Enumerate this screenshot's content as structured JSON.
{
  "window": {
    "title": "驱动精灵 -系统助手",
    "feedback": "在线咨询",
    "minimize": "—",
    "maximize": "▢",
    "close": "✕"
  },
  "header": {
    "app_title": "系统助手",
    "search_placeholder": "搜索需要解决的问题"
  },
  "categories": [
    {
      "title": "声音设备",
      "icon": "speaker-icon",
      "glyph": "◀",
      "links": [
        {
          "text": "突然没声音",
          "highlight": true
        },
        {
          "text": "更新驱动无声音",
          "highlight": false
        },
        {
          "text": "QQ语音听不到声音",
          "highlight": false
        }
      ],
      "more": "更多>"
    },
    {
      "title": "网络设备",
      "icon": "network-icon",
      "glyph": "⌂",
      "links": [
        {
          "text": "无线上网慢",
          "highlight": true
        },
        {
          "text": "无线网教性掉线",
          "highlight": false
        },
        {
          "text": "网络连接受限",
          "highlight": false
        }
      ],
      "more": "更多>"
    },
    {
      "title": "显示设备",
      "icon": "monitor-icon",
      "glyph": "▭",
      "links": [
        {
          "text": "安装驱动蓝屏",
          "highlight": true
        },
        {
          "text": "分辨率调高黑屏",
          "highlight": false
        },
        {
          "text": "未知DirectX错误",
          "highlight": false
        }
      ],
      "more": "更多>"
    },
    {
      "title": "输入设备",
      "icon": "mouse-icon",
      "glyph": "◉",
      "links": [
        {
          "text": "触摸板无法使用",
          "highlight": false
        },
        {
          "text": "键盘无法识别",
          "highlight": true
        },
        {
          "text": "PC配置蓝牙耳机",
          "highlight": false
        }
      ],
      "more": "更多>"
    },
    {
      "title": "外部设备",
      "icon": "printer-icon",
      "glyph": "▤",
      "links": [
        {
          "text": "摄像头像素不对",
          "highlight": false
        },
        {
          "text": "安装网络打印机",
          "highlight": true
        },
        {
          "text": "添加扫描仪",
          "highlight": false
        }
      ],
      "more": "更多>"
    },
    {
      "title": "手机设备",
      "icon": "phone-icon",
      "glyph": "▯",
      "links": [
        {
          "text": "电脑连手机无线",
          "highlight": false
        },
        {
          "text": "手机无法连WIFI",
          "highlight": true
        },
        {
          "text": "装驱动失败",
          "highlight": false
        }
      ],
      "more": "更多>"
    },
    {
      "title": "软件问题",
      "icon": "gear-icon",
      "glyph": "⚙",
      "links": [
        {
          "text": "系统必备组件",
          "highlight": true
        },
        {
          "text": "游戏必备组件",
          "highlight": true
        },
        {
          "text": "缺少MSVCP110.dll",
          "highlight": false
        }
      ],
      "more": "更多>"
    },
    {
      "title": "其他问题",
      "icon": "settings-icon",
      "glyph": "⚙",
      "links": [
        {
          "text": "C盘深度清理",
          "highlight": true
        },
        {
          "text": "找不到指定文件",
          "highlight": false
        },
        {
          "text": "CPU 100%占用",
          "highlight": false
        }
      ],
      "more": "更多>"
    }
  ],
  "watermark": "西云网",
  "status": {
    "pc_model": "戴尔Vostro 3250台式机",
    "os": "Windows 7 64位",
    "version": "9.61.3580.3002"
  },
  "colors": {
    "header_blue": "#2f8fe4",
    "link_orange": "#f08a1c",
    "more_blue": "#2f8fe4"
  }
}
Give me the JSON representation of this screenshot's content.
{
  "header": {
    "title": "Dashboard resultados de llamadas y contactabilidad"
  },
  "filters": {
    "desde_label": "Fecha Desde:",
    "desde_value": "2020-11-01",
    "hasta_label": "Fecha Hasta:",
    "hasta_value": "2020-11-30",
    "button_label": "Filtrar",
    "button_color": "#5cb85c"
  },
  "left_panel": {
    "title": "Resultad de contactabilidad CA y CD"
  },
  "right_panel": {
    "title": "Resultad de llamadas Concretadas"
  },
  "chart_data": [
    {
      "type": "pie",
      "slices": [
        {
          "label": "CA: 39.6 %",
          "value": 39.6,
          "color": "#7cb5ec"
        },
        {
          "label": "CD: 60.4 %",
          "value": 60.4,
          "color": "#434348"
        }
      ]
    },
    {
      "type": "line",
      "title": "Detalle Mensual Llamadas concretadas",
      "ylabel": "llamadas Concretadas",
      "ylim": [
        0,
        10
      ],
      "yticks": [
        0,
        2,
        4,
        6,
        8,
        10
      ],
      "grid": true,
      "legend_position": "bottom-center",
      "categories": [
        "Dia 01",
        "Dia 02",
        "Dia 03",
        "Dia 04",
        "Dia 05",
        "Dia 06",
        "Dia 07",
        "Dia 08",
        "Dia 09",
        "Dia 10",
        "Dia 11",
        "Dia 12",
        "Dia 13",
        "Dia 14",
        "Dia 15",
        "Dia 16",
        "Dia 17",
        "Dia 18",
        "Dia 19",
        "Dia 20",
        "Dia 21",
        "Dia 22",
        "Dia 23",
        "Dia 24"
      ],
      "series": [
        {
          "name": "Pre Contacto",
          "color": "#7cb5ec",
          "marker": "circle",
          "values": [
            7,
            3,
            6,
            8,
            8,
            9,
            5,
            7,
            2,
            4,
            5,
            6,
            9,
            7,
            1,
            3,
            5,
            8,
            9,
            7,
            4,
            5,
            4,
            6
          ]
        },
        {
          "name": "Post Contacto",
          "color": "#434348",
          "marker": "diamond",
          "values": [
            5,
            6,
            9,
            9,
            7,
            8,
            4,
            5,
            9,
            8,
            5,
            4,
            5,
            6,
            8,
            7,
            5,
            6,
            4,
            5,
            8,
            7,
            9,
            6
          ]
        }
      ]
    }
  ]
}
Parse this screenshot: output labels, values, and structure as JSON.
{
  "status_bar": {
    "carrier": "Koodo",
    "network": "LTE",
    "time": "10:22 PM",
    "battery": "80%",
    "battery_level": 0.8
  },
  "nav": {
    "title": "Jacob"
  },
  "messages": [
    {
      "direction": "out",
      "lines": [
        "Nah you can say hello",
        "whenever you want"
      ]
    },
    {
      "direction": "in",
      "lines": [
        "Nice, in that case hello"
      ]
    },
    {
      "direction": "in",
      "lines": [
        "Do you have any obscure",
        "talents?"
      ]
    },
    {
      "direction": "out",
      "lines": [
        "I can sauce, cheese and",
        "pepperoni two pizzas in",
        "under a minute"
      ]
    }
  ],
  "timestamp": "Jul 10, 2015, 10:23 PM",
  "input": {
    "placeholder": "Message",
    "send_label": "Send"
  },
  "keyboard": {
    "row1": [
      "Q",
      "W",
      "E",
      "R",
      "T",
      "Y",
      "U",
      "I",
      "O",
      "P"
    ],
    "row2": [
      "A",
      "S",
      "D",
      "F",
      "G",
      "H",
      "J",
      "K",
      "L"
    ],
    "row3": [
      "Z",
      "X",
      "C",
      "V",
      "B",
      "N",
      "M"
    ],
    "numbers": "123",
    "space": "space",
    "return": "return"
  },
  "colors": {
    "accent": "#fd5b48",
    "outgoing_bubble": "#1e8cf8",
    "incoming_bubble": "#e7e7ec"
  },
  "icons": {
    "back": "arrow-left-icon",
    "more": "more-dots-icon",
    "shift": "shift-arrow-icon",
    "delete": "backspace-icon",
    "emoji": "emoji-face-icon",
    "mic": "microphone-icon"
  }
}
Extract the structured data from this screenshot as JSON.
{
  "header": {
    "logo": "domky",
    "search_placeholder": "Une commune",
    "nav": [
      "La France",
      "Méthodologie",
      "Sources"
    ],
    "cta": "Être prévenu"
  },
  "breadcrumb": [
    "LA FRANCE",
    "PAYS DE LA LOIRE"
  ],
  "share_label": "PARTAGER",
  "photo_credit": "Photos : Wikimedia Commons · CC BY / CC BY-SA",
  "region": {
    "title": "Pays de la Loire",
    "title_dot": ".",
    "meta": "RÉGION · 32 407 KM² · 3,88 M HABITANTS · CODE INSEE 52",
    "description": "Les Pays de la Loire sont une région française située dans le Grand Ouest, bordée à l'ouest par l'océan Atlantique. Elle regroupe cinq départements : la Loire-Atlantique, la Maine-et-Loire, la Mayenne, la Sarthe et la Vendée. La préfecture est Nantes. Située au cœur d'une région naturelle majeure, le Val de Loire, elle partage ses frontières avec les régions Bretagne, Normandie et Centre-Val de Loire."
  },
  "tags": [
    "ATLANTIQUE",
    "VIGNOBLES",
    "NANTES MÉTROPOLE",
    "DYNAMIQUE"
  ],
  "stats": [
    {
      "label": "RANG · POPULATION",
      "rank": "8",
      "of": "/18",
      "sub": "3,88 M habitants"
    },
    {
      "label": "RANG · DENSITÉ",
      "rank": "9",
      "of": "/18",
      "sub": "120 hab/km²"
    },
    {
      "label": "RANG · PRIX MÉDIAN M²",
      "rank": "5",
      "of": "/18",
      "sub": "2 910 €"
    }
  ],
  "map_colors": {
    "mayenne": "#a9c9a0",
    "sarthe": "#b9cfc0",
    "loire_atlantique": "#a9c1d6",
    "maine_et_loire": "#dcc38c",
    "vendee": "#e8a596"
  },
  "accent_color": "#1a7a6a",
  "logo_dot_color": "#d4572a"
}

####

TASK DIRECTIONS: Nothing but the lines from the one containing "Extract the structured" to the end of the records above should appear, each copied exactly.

SOLUTION TO THE PROBLEM:
Extract the structured data from this screenshot as JSON.
{
  "header": {
    "logo": "domky",
    "search_placeholder": "Une commune",
    "nav": [
      "La France",
      "Méthodologie",
      "Sources"
    ],
    "cta": "Être prévenu"
  },
  "breadcrumb": [
    "LA FRANCE",
    "PAYS DE LA LOIRE"
  ],
  "share_label": "PARTAGER",
  "photo_credit": "Photos : Wikimedia Commons · CC BY / CC BY-SA",
  "region": {
    "title": "Pays de la Loire",
    "title_dot": ".",
    "meta": "RÉGION · 32 407 KM² · 3,88 M HABITANTS · CODE INSEE 52",
    "description": "Les Pays de la Loire sont une région française située dans le Grand Ouest, bordée à l'ouest par l'océan Atlantique. Elle regroupe cinq départements : la Loire-Atlantique, la Maine-et-Loire, la Mayenne, la Sarthe et la Vendée. La préfecture est Nantes. Située au cœur d'une région naturelle majeure, le Val de Loire, elle partage ses frontières avec les régions Bretagne, Normandie et Centre-Val de Loire."
  },
  "tags": [
    "ATLANTIQUE",
    "VIGNOBLES",
    "NANTES MÉTROPOLE",
    "DYNAMIQUE"
  ],
  "stats": [
    {
      "label": "RANG · POPULATION",
      "rank": "8",
      "of": "/18",
      "sub": "3,88 M habitants"
    },
    {
      "label": "RANG · DENSITÉ",
      "rank": "9",
      "of": "/18",
      "sub": "120 hab/km²"
    },
    {
      "label": "RANG · PRIX MÉDIAN M²",
      "rank": "5",
      "of": "/18",
      "sub": "2 910 €"
    }
  ],
  "map_colors": {
    "mayenne": "#a9c9a0",
    "sarthe": "#b9cfc0",
    "loire_atlantique": "#a9c1d6",
    "maine_et_loire": "#dcc38c",
    "vendee": "#e8a596"
  },
  "accent_color": "#1a7a6a",
  "logo_dot_color": "#d4572a"
}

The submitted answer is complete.